The good news is they will support us if we make the hard choices together. So together let's roll up our sleeves and do what needs to be done.
Mr. President, I yield the floor.
The PRESIDING OFFICER. The Republican leader is recognized.
Mr. McCONNELL. Mr. President, I congratulate our new Senator from Wisconsin, a very important addition to our caucus and to the Senate--a man who has actually run a business, actually employed people and created wealth in his State and our country. Having someone in the Senate who knows how to do that at this critical moment is absolutely essential, and I congratulate the new junior Senator from Wisconsin.
The PRESIDING OFFICER. The senior Senator from Wyoming.
Mr. ENZI. Mr. President, I would like to congratulate the other accountant in the Senate. It is nice to have additional help with numbers. It will make a tremendous difference.

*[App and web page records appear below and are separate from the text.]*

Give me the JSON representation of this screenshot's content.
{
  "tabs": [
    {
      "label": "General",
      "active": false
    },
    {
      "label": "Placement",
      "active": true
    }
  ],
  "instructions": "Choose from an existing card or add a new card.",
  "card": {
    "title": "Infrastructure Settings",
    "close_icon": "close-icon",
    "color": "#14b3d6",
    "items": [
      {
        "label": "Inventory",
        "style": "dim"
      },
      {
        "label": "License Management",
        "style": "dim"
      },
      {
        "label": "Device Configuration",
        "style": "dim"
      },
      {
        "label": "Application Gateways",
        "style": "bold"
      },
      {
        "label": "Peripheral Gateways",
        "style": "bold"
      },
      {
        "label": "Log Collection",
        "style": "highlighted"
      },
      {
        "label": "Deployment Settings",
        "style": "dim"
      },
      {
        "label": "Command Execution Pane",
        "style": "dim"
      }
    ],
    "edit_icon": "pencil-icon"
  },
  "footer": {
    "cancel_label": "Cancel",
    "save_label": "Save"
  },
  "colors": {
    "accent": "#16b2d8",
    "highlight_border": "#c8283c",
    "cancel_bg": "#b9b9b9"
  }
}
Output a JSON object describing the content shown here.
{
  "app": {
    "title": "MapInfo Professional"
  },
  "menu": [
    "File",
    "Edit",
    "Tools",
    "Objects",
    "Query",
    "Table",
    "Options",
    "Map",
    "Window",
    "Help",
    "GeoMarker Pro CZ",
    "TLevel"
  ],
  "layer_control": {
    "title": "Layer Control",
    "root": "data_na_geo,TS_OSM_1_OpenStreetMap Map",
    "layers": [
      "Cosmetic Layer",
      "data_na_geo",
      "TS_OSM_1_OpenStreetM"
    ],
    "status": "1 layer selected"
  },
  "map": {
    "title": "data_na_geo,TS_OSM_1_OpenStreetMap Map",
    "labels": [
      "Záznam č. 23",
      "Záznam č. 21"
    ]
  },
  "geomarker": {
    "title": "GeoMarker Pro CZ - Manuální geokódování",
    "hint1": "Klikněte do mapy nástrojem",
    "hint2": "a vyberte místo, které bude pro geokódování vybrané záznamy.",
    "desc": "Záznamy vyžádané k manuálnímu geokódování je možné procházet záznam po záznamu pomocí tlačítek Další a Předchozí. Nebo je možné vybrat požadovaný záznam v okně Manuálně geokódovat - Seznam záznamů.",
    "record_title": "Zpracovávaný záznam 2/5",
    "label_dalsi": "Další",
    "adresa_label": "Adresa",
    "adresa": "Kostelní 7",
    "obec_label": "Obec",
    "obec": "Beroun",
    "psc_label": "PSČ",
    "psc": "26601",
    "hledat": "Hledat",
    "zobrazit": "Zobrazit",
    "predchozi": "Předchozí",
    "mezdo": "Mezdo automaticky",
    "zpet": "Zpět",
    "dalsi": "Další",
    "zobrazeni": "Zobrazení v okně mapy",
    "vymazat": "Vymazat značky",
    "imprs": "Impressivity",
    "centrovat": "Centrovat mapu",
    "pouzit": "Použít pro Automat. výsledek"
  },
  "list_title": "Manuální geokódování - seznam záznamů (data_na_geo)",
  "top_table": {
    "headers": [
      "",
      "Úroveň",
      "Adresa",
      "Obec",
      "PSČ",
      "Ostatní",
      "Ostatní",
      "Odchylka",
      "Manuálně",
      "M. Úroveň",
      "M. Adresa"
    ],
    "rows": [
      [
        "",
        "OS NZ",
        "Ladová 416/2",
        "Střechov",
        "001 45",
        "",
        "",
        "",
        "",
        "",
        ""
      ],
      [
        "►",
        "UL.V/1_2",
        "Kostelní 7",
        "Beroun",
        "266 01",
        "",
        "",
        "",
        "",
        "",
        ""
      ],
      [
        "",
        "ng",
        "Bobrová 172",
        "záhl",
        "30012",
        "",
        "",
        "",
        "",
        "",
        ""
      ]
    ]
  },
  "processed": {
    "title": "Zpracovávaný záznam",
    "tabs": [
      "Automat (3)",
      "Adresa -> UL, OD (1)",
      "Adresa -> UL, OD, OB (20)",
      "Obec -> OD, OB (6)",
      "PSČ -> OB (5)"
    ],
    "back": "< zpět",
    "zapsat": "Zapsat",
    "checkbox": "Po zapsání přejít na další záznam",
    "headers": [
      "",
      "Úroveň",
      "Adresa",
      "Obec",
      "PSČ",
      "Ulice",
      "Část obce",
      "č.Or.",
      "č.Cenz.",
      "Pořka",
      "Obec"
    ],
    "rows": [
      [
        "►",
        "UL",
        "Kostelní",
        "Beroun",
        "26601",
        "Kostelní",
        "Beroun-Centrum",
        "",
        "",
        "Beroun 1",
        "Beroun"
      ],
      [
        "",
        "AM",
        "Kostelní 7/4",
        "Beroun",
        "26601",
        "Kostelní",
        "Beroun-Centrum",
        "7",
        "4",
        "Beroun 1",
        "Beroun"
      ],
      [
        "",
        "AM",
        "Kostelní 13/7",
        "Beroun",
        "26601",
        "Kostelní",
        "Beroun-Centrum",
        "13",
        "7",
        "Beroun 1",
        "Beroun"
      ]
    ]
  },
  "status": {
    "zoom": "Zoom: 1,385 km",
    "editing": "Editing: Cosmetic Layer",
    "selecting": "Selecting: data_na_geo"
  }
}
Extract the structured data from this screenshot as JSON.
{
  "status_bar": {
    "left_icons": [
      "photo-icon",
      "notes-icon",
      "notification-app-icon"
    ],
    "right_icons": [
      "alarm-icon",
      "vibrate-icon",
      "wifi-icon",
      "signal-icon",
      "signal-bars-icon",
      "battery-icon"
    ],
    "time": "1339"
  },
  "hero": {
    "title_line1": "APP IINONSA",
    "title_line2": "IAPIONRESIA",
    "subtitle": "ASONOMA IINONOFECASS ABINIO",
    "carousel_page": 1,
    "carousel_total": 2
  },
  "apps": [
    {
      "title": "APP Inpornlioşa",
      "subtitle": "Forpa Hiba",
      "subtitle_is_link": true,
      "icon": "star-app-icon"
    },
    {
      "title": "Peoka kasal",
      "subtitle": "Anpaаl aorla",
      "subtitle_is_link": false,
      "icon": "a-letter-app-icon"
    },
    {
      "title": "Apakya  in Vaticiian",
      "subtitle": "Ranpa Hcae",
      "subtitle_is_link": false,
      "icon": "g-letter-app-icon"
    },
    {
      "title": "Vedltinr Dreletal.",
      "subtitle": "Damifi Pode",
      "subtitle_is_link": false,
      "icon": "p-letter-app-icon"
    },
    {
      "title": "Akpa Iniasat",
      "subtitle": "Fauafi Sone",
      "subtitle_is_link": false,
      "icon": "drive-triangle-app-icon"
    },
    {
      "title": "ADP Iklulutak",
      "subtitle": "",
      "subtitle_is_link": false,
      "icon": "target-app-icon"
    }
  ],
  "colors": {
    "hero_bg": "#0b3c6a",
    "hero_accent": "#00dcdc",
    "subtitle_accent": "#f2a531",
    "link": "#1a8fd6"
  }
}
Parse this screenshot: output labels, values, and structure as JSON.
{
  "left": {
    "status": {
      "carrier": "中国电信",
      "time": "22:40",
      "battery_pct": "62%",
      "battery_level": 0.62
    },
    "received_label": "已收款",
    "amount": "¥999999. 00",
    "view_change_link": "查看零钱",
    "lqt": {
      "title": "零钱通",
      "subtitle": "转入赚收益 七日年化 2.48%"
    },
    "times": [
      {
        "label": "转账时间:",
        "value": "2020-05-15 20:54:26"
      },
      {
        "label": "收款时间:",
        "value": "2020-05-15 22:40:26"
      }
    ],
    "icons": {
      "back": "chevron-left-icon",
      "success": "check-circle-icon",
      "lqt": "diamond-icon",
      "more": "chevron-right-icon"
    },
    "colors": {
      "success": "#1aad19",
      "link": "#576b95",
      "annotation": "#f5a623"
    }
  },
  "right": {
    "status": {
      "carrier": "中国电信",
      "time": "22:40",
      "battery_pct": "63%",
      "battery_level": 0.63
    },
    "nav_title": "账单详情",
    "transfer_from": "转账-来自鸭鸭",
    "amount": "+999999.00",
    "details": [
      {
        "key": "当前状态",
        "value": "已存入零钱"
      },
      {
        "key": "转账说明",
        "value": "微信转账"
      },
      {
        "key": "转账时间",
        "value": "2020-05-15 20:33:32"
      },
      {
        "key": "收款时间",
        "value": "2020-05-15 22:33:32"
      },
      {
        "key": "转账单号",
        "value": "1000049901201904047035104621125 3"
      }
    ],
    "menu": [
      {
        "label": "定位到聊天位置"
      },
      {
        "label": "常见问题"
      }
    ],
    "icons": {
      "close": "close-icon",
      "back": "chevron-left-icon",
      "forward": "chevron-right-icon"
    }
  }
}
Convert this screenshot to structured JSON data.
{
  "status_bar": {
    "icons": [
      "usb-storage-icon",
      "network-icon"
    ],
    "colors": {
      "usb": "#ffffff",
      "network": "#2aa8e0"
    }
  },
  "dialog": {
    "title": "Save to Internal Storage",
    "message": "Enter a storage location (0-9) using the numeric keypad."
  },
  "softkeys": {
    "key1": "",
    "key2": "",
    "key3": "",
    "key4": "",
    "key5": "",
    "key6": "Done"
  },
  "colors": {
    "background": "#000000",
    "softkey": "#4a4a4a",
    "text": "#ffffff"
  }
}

He has had both the business experience and the accounting experience, and he understands a lot of things that to us in the Senate are pretty simple but to the person working on the ground it is very difficult. He is good at expressing himself and, as I said, particularly good with numbers. So I congratulate him on his maiden speech.
I yield the floor.
The PRESIDING OFFICER. The Senator from Tennessee.
Mr. ALEXANDER. Mr. President, I suggest the absence of a quorum.
The PRESIDING OFFICER. The clerk will call the roll.
The assistant editor of the Daily Digest proceeded to call the roll.